What is required ▸ Within these entries, which lines include the string "value"? Copy each one.

--- Data for analysis ---

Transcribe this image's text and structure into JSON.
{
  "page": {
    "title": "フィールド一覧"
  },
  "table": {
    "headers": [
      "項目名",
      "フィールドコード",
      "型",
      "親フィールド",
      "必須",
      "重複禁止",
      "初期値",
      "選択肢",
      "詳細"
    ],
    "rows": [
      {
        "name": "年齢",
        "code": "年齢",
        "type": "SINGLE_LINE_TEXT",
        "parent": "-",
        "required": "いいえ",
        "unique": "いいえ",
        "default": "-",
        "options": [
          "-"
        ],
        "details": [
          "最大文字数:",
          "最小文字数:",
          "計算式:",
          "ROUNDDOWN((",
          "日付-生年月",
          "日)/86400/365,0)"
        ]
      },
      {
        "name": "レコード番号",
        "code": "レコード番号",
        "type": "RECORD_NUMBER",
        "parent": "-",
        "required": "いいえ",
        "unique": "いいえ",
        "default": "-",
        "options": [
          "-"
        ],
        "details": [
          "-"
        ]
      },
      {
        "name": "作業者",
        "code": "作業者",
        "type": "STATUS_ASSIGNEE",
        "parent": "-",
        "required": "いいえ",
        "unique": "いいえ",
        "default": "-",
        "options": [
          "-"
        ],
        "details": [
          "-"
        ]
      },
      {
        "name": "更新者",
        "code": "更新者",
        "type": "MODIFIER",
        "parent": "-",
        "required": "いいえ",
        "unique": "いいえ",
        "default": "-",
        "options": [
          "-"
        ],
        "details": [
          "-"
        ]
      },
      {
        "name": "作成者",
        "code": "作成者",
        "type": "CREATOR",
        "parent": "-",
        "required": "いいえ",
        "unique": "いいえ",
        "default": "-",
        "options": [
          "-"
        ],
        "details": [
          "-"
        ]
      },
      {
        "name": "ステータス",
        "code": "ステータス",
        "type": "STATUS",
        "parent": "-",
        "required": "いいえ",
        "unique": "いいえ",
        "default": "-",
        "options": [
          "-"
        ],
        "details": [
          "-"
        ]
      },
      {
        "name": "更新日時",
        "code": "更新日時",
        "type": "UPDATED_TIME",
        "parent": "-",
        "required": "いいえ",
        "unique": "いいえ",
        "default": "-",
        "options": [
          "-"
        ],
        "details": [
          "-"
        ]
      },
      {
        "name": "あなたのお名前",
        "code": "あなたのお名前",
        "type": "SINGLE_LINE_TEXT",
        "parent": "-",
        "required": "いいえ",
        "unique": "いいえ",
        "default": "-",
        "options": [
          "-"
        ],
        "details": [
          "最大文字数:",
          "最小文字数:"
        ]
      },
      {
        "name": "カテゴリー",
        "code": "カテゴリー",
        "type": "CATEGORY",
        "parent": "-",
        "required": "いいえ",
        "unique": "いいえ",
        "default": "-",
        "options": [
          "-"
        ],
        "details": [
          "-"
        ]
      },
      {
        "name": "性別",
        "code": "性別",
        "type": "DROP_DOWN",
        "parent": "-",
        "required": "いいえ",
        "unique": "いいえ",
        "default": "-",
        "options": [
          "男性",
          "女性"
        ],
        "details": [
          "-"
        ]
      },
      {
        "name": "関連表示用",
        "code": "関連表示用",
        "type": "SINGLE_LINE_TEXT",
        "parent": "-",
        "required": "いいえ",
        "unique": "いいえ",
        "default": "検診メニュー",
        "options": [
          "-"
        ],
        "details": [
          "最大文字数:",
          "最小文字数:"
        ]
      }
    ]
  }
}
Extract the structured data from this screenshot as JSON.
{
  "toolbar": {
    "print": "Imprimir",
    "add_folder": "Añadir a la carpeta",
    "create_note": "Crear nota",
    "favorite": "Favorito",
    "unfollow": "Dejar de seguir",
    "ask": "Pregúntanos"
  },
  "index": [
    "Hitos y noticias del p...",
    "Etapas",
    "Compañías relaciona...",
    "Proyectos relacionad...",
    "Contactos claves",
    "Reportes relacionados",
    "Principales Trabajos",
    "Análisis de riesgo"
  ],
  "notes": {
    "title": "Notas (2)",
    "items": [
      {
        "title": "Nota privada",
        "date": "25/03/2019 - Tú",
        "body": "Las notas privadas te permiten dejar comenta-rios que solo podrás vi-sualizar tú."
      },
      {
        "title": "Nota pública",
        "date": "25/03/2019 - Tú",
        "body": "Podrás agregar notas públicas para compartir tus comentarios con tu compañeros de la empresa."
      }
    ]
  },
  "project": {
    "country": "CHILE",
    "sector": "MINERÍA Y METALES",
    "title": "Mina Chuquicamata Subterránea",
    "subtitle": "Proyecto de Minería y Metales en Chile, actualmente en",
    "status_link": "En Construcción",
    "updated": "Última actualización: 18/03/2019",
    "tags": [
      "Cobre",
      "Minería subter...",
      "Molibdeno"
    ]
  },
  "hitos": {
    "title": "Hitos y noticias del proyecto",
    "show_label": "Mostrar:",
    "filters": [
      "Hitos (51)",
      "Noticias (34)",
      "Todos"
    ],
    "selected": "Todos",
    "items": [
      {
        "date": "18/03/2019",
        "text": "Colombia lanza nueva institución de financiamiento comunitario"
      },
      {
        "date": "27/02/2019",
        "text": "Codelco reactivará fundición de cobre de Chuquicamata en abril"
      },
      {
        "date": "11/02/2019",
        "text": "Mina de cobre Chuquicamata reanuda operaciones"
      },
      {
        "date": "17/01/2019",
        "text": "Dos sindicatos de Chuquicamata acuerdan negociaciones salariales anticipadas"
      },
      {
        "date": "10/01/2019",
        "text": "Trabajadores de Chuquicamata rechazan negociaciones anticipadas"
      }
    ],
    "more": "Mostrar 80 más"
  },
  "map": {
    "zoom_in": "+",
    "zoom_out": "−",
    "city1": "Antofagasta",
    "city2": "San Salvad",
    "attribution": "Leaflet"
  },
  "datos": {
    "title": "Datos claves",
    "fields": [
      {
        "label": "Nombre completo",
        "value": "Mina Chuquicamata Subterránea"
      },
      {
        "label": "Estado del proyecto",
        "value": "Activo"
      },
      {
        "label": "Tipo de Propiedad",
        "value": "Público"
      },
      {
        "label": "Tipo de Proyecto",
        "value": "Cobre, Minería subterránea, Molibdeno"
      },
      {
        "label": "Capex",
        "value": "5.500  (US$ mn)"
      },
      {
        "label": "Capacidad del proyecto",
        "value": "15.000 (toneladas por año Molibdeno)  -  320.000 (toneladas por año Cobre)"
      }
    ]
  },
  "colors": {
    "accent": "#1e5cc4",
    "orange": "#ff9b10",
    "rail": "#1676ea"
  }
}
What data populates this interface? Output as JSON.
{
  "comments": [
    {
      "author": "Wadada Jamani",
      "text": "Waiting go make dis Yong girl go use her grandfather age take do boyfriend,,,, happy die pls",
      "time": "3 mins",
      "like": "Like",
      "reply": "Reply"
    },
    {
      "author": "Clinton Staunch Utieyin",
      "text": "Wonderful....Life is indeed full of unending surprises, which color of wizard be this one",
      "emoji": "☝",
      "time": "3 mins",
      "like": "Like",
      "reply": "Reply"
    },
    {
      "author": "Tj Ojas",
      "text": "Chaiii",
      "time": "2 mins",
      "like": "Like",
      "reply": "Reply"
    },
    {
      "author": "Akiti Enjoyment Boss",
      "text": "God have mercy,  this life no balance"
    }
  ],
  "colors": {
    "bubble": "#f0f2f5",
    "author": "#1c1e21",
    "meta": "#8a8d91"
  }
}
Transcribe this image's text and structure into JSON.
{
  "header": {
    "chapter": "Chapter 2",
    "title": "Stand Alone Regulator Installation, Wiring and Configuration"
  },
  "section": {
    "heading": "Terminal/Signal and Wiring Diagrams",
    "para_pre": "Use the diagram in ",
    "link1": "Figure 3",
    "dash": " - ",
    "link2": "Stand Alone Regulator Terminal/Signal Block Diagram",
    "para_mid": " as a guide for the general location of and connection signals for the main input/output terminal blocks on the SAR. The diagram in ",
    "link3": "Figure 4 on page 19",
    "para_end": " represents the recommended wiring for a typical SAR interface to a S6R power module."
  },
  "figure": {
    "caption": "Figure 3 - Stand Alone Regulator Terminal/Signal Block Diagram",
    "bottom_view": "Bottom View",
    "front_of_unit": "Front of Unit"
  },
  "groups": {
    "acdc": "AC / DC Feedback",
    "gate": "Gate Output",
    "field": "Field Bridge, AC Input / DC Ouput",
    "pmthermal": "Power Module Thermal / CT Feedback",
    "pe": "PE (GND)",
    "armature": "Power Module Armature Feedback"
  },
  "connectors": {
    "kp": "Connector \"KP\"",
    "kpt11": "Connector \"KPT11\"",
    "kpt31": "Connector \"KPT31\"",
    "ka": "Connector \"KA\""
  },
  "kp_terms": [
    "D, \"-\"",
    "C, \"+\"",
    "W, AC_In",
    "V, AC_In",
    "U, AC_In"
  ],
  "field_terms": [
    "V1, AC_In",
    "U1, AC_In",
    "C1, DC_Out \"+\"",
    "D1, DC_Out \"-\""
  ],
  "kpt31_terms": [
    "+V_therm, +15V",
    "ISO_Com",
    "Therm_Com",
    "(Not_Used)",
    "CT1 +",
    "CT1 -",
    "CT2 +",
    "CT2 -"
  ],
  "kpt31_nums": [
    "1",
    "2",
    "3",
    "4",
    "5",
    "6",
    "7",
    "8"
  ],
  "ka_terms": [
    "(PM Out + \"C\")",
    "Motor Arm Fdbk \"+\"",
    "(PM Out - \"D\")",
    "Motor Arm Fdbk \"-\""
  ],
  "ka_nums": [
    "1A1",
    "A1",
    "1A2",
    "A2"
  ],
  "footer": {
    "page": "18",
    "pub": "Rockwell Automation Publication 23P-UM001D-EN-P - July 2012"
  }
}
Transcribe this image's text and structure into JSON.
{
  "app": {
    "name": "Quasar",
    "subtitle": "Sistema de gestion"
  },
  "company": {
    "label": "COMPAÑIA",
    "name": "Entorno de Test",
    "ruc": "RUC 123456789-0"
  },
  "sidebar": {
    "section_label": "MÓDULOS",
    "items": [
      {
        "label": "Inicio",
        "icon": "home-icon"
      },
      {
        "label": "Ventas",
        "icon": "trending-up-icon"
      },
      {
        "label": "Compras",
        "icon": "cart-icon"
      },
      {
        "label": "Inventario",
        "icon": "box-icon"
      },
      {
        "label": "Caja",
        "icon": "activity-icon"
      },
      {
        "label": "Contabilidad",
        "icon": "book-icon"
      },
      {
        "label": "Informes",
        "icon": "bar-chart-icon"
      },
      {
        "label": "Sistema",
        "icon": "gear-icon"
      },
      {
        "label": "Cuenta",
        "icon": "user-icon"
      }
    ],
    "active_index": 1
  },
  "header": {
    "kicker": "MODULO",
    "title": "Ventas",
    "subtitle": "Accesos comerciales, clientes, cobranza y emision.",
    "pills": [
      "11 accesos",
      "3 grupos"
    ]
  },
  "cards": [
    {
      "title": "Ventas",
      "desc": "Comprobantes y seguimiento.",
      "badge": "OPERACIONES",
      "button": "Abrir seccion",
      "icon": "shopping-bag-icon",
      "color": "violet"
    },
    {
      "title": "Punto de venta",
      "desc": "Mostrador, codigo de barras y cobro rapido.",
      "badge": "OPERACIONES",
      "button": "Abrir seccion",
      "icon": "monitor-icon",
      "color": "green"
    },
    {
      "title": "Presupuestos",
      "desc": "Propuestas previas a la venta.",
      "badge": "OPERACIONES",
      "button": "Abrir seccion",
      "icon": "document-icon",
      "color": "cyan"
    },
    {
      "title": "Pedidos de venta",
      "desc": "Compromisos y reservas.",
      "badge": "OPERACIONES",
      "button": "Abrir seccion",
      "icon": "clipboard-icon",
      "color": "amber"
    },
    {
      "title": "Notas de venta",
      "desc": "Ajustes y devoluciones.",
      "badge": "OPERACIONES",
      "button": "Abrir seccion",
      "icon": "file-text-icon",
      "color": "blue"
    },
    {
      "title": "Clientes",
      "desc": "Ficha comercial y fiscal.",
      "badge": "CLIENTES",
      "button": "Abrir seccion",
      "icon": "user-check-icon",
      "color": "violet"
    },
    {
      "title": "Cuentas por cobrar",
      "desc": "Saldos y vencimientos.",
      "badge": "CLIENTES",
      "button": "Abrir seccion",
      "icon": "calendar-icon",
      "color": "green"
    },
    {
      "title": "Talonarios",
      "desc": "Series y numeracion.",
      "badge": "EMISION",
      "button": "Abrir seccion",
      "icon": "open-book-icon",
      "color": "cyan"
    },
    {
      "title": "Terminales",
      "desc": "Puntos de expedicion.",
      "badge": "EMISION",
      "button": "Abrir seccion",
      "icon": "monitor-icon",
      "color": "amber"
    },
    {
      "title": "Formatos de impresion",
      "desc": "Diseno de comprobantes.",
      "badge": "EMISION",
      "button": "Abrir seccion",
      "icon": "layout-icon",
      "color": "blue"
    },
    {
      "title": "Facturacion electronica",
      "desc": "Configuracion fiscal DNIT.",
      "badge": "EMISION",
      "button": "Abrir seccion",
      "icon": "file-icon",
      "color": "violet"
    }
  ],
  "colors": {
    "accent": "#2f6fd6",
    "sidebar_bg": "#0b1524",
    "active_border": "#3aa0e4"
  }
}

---

Problem solution ▸
        "value": "Mina Chuquicamata Subterránea"
        "value": "Activo"
        "value": "Público"
        "value": "Cobre, Minería subterránea, Molibdeno"
        "value": "5.500  (US$ mn)"
        "value": "15.000 (toneladas por año Molibdeno)  -  320.000 (toneladas por año Cobre)"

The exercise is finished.